(Dataset rows for apps and sites)
--------

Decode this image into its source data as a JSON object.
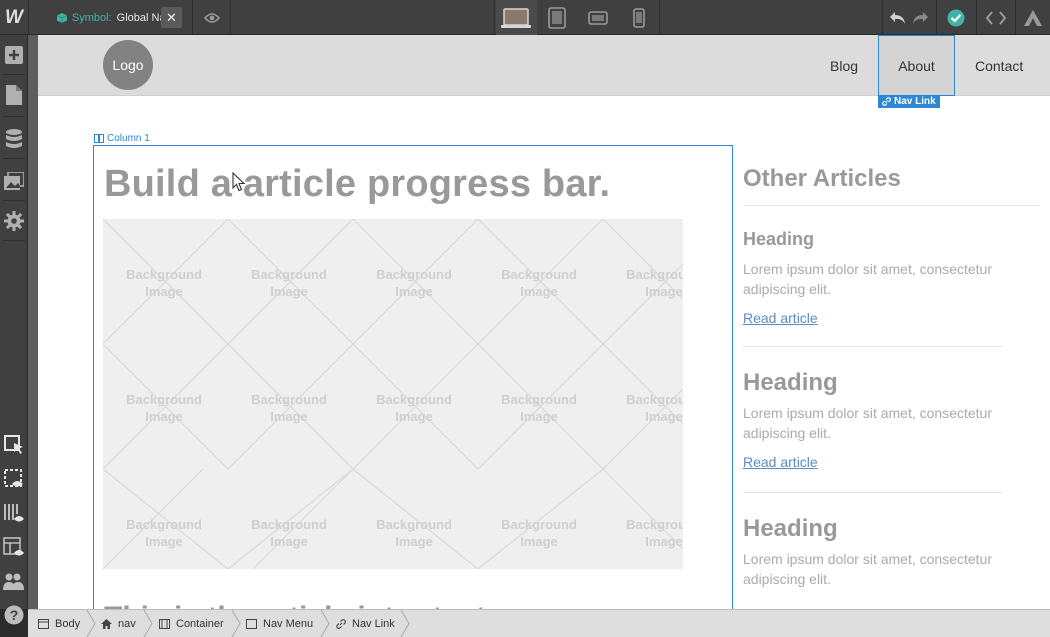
{
  "topbar": {
    "app_logo": "W",
    "symbol_label": "Symbol:",
    "symbol_name": "Global Nav",
    "close_glyph": "✕",
    "devices": [
      "desktop-icon",
      "tablet-icon",
      "landscape-phone-icon",
      "phone-icon"
    ],
    "accent_color": "#3fb4a6"
  },
  "leftbar": {
    "top_tools": [
      "add-icon",
      "pages-icon",
      "cms-icon",
      "assets-icon",
      "settings-icon"
    ],
    "bottom_tools": [
      "select-tool-icon",
      "preview-element-icon",
      "grid-preview-icon",
      "layout-preview-icon",
      "users-icon",
      "help-icon"
    ]
  },
  "canvas": {
    "logo_text": "Logo",
    "nav_links": [
      "Blog",
      "About",
      "Contact"
    ],
    "selected_tag": "Nav Link",
    "column_tag": "Column 1",
    "article_title": "Build a article progress bar.",
    "bg_label_line1": "Background",
    "bg_label_line2": "Image",
    "cut_heading": "This is the article intro text",
    "selection_color": "#2f86d3"
  },
  "sidebar": {
    "title": "Other Articles",
    "articles": [
      {
        "heading": "Heading",
        "body": "Lorem ipsum dolor sit amet, consectetur adipiscing elit.",
        "link": "Read article"
      },
      {
        "heading": "Heading",
        "body": "Lorem ipsum dolor sit amet, consectetur adipiscing elit.",
        "link": "Read article"
      },
      {
        "heading": "Heading",
        "body": "Lorem ipsum dolor sit amet, consectetur adipiscing elit."
      }
    ]
  },
  "breadcrumbs": [
    {
      "label": "Body",
      "icon": "body-icon"
    },
    {
      "label": "nav",
      "icon": "home-icon"
    },
    {
      "label": "Container",
      "icon": "container-icon"
    },
    {
      "label": "Nav Menu",
      "icon": "nav-menu-icon"
    },
    {
      "label": "Nav Link",
      "icon": "link-icon"
    }
  ]
}
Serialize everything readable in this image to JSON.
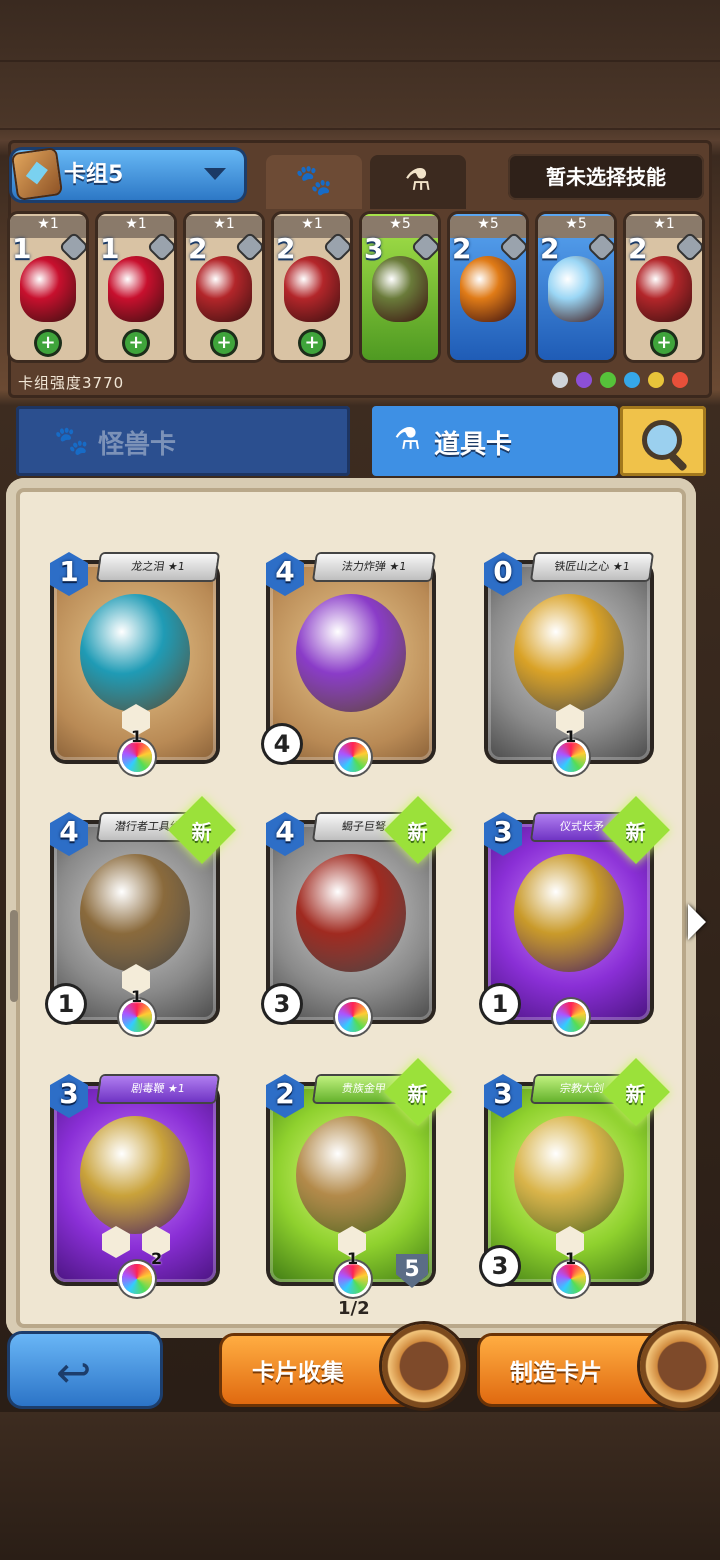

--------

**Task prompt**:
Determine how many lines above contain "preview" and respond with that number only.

**Result of the task**:
3